NDP MP Charlie Angus, in high dudgeon, wrote a letter to Attorney General David Lametti demanding that “strong standards” were needed to protect Canadians’ privacy.
Leftist Canadian media outlets such as the Toronto Star and the CBC have been all over this with their criticism of the police. The CBC ran a story headlined ‘Toronto police admit using secretive facial recognition technology Clearview AI’ as if the police got caught doing something illegal or morally wrong.
The CBC report said that Toronto police said in an email response to their question, “Some members of the Toronto Police Service began using Clearview AI in October 2019 with the intent of informally testing this new and evolving technology,” said police spokesperson Meaghan Gray. She went on to say, “The Chief directed that its use be halted immediately upon his awareness, and the order to cease using the product was given on February 5, 2020.”
Shame on Chief Mark ‘Casper Milquetoast’ Saunders. He should put out a BOLF for his testicles.
News outlets across the country then went after police agencies to see if they could get them to admit using or testing the technology. To their credit, the RCMP issued a press release saying they used it in a child exploitation case that helped them rescue two children being exploited.
Evidently, it is a good tool for police. In fact, according to Clearview AI over 2,200 police agencies in North America and the UK use the software as an investigative aid. A tool, and by all accounts, a very effective one at that.
So, what’s the big deal?
Clearview AI says they use their technology to create a searchable database based on mining images with identities from off the internet, a sort of Google process for photographs.
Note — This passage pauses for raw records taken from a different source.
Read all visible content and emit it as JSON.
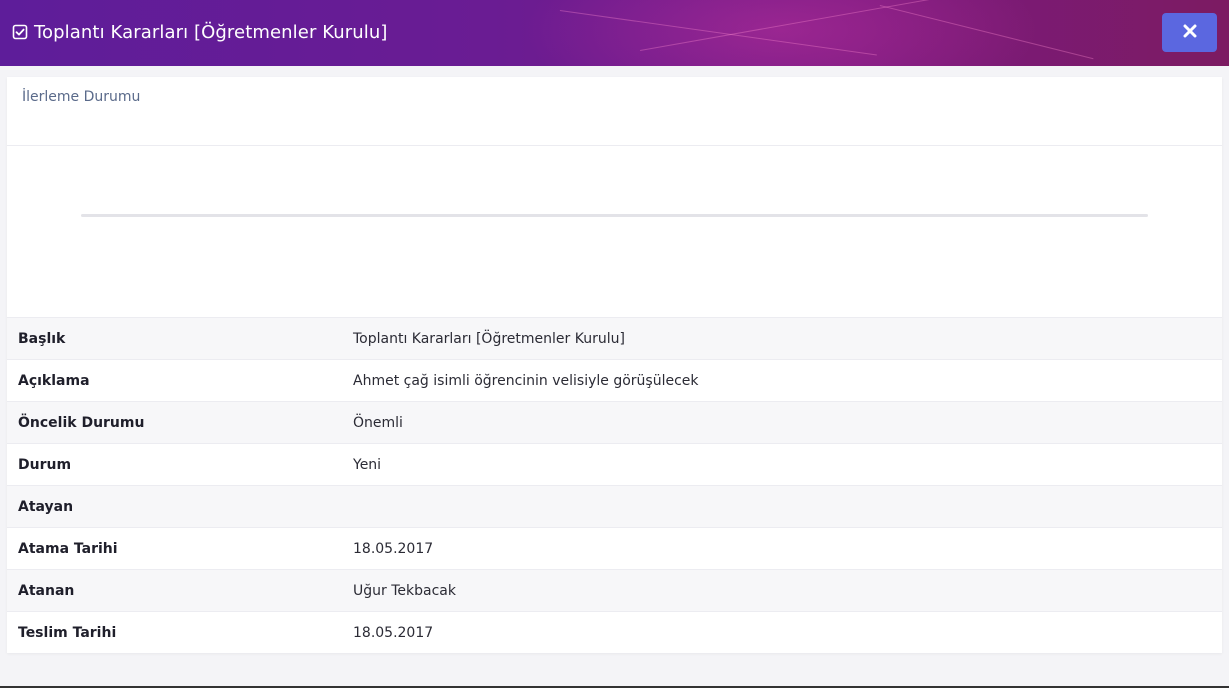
{
  "modal": {
    "title": "Toplantı Kararları [Öğretmenler Kurulu]",
    "title_icon": "checkbox-checked-icon",
    "close_icon": "close-icon"
  },
  "progress": {
    "section_title": "İlerleme Durumu",
    "value_percent": 0
  },
  "details": {
    "rows": [
      {
        "label": "Başlık",
        "value": "Toplantı Kararları [Öğretmenler Kurulu]"
      },
      {
        "label": "Açıklama",
        "value": "Ahmet çağ isimli öğrencinin velisiyle görüşülecek"
      },
      {
        "label": "Öncelik Durumu",
        "value": "Önemli"
      },
      {
        "label": "Durum",
        "value": "Yeni"
      },
      {
        "label": "Atayan",
        "value": ""
      },
      {
        "label": "Atama Tarihi",
        "value": "18.05.2017"
      },
      {
        "label": "Atanan",
        "value": "Uğur Tekbacak"
      },
      {
        "label": "Teslim Tarihi",
        "value": "18.05.2017"
      }
    ]
  },
  "colors": {
    "header_start": "#5e1d9a",
    "header_end": "#7c1b62",
    "close_button": "#5b67e0"
  }
}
The company says its database has more than three billion images.
Angus has his knickers in a knot because he says people did not consent to have their images in this database. To him, I would say so what?
If anyone posts an image of themselves to Facebook, Twitter, Instagram or any other social media platform that can be accessed by anyone with a smartphone, what expectation of privacy do they have? And why do the hand-wringers and pearl-clutchers think that somehow Clearview AI and the police who subscribe to their technology are invading anyone’s privacy?
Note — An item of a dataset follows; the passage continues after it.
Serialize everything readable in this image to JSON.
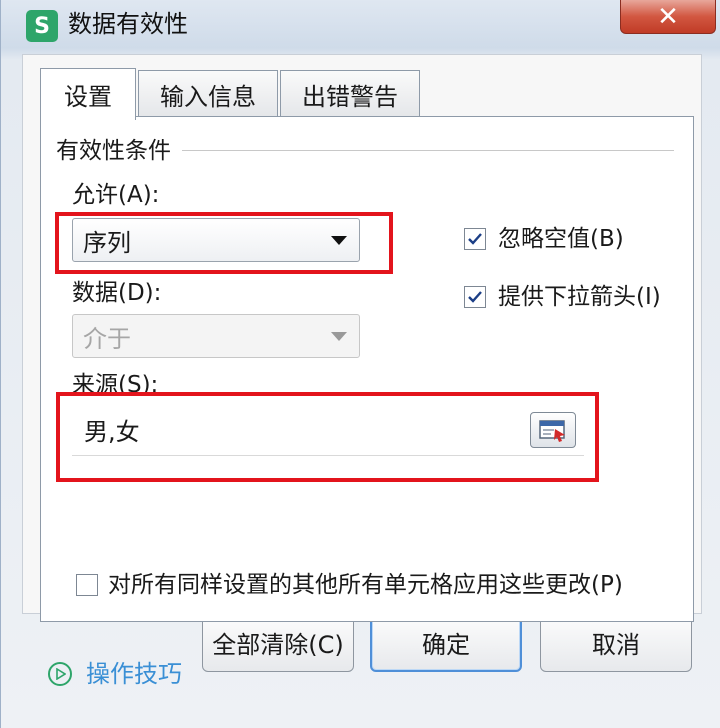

People have a choice in the way they use social media and the internet. If they choose to share an image publicly then, in my view, Clearview AI has the right to collect that image and include it in their database. They only mine open-source material – images available to anyone with an internet connection.
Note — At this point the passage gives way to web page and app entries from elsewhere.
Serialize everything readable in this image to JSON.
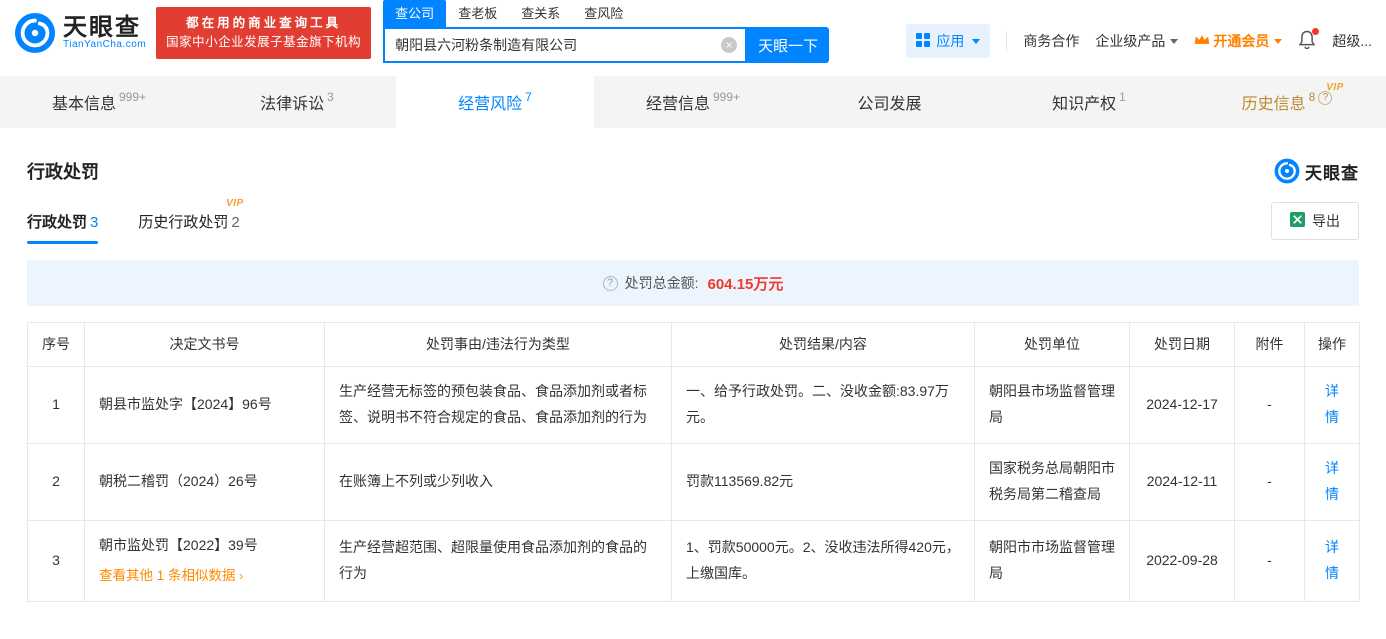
{
  "header": {
    "logo": {
      "title": "天眼查",
      "subtitle": "TianYanCha.com"
    },
    "banner": {
      "line1": "都在用的商业查询工具",
      "line2": "国家中小企业发展子基金旗下机构"
    },
    "search": {
      "tabs": [
        {
          "label": "查公司"
        },
        {
          "label": "查老板"
        },
        {
          "label": "查关系"
        },
        {
          "label": "查风险"
        }
      ],
      "value": "朝阳县六河粉条制造有限公司",
      "button": "天眼一下"
    },
    "actions": {
      "apps": "应用",
      "cooperation": "商务合作",
      "enterprise": "企业级产品",
      "vip": "开通会员",
      "user": "超级..."
    }
  },
  "nav_tabs": [
    {
      "label": "基本信息",
      "count": "999+"
    },
    {
      "label": "法律诉讼",
      "count": "3"
    },
    {
      "label": "经营风险",
      "count": "7"
    },
    {
      "label": "经营信息",
      "count": "999+"
    },
    {
      "label": "公司发展",
      "count": ""
    },
    {
      "label": "知识产权",
      "count": "1"
    },
    {
      "label": "历史信息",
      "count": "8"
    }
  ],
  "badges": {
    "vip": "VIP"
  },
  "section": {
    "title": "行政处罚",
    "brand": "天眼查",
    "subtabs": [
      {
        "label": "行政处罚",
        "count": "3"
      },
      {
        "label": "历史行政处罚",
        "count": "2"
      }
    ],
    "export": "导出",
    "summary": {
      "label": "处罚总金额:",
      "value": "604.15万元"
    }
  },
  "table": {
    "headers": [
      "序号",
      "决定文书号",
      "处罚事由/违法行为类型",
      "处罚结果/内容",
      "处罚单位",
      "处罚日期",
      "附件",
      "操作"
    ],
    "rows": [
      {
        "no": "1",
        "doc_no": "朝县市监处字【2024】96号",
        "reason": "生产经营无标签的预包装食品、食品添加剂或者标签、说明书不符合规定的食品、食品添加剂的行为",
        "result": "一、给予行政处罚。二、没收金额:83.97万元。",
        "unit": "朝阳县市场监督管理局",
        "date": "2024-12-17",
        "attachment": "-",
        "action": "详情"
      },
      {
        "no": "2",
        "doc_no": "朝税二稽罚（2024）26号",
        "reason": "在账簿上不列或少列收入",
        "result": "罚款113569.82元",
        "unit": "国家税务总局朝阳市税务局第二稽查局",
        "date": "2024-12-11",
        "attachment": "-",
        "action": "详情"
      },
      {
        "no": "3",
        "doc_no": "朝市监处罚【2022】39号",
        "similar_link": "查看其他 1 条相似数据",
        "reason": "生产经营超范围、超限量使用食品添加剂的食品的行为",
        "result": "1、罚款50000元。2、没收违法所得420元，上缴国库。",
        "unit": "朝阳市市场监督管理局",
        "date": "2022-09-28",
        "attachment": "-",
        "action": "详情"
      }
    ]
  }
}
I truly do not understand why the left is outraged. Facial recognition software has been around for more than a decade. It’s used by military, police, at airports to identify possible terrorists and other uses. The difference in this seems to be the manner in which Clearview AI has obtained the photos for their database.
The federal Office of the Privacy Commissioner announced last week it would be investigating along with his counterparts in B.C., Ontario and Alberta. The left is trying to cow the police into bending to their will and admit what they are doing is wrong. I say nonsense. If it helps investigators, they should use it.
The technology was used this week to identify a suspect and bring a successful conclusion in a violent sexual assault in California. I fail to see how that is a bad thing. Nor the RCMP using it to rescue two kids being exploited.
People post things to their social media sites of their own volition. Clearview AI has simply found a way to harness all of that and sell it to subscribing law enforcement agencies.
For them, it’s a valuable new tool and the left and Higher Purpose People like Charlie Angus should butt out.